■ Material supplied:
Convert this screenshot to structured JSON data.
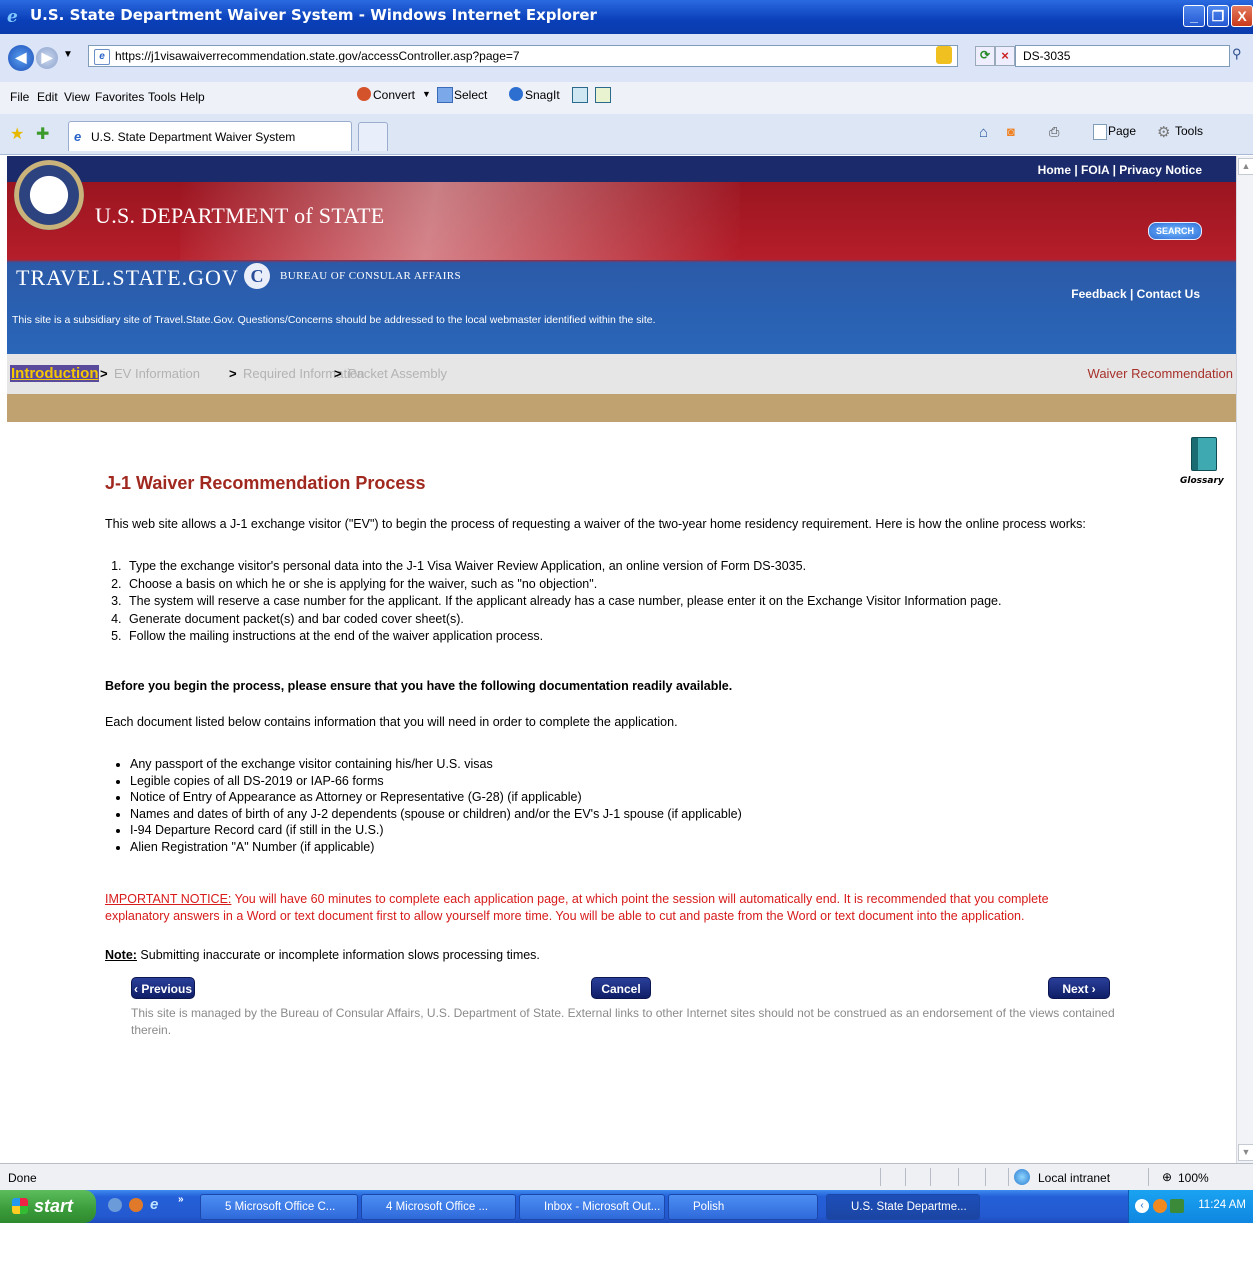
{
  "window": {
    "title": "U.S. State Department Waiver System - Windows Internet Explorer",
    "controls": [
      "_",
      "❐",
      "X"
    ]
  },
  "address": {
    "url": "https://j1visawaiverrecommendation.state.gov/accessController.asp?page=7",
    "search_value": "DS-3035"
  },
  "menu": {
    "items": [
      "File",
      "Edit",
      "View",
      "Favorites",
      "Tools",
      "Help"
    ],
    "toolbar": [
      "Convert",
      "Select",
      "SnagIt"
    ]
  },
  "tabs": {
    "active_label": "U.S. State Department Waiver System",
    "right_tools": [
      "Page",
      "Tools"
    ]
  },
  "banner": {
    "top_links": "Home | FOIA | Privacy Notice",
    "department": "U.S. DEPARTMENT of STATE",
    "site_name": "TRAVEL.STATE.GOV",
    "bureau": "BUREAU OF CONSULAR AFFAIRS",
    "search_label": "SEARCH",
    "feedback_links": "Feedback | Contact Us",
    "subsidiary_notice": "This site is a subsidiary site of Travel.State.Gov. Questions/Concerns should be addressed to the local webmaster identified within the site."
  },
  "progress": {
    "steps": [
      "Introduction",
      "EV Information",
      "Required Information",
      "Packet Assembly"
    ],
    "separator": ">",
    "right_label": "Waiver Recommendation"
  },
  "glossary": {
    "label": "Glossary"
  },
  "content": {
    "heading": "J-1 Waiver Recommendation Process",
    "intro": "This web site allows a J-1 exchange visitor (\"EV\") to begin the process of requesting a waiver of the two-year home residency requirement. Here is how the online process works:",
    "steps": [
      "Type the exchange visitor's personal data into the J-1 Visa Waiver Review Application, an online version of Form DS-3035.",
      "Choose a basis on which he or she is applying for the waiver, such as \"no objection\".",
      "The system will reserve a case number for the applicant. If the applicant already has a case number, please enter it on the Exchange Visitor Information page.",
      "Generate document packet(s) and bar coded cover sheet(s).",
      "Follow the mailing instructions at the end of the waiver application process."
    ],
    "before_begin": "Before you begin the process, please ensure that you have the following documentation readily available.",
    "each_document": "Each document listed below contains information that you will need in order to complete the application.",
    "documents": [
      "Any passport of the exchange visitor containing his/her U.S. visas",
      "Legible copies of all DS-2019 or IAP-66 forms",
      "Notice of Entry of Appearance as Attorney or Representative (G-28) (if applicable)",
      "Names and dates of birth of any J-2 dependents (spouse or children) and/or the EV's J-1 spouse (if applicable)",
      "I-94 Departure Record card (if still in the U.S.)",
      "Alien Registration \"A\" Number (if applicable)"
    ],
    "notice_label": "IMPORTANT NOTICE:",
    "notice_text": " You will have 60 minutes to complete each application page, at which point the session will automatically end. It is recommended that you complete explanatory answers in a Word or text document first to allow yourself more time. You will be able to cut and paste from the Word or text document into the application.",
    "note_label": "Note:",
    "note_text": " Submitting inaccurate or incomplete information slows processing times.",
    "buttons": {
      "previous": "‹ Previous",
      "cancel": "Cancel",
      "next": "Next ›"
    },
    "footer": "This site is managed by the Bureau of Consular Affairs, U.S. Department of State. External links to other Internet sites should not be construed as an endorsement of the views contained therein."
  },
  "statusbar": {
    "status": "Done",
    "zone": "Local intranet",
    "zoom": "100%"
  },
  "taskbar": {
    "start": "start",
    "tasks": [
      "5 Microsoft Office C...",
      "4 Microsoft Office ...",
      "Inbox - Microsoft Out...",
      "Polish",
      "U.S. State Departme..."
    ],
    "clock": "11:24 AM"
  },
  "colors": {
    "heading": "#a0281f",
    "notice": "#d81b1b",
    "banner_red": "#b51e2a",
    "banner_blue": "#2a66b9",
    "progress_bar_gold": "#bfa26f",
    "button_navy": "#1a2b7a"
  }
}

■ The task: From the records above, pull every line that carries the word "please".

■ Output below:
      "The system will reserve a case number for the applicant. If the applicant already has a case number, please enter it on the Exchange Visitor Information page.",
    "before_begin": "Before you begin the process, please ensure that you have the following documentation readily available.",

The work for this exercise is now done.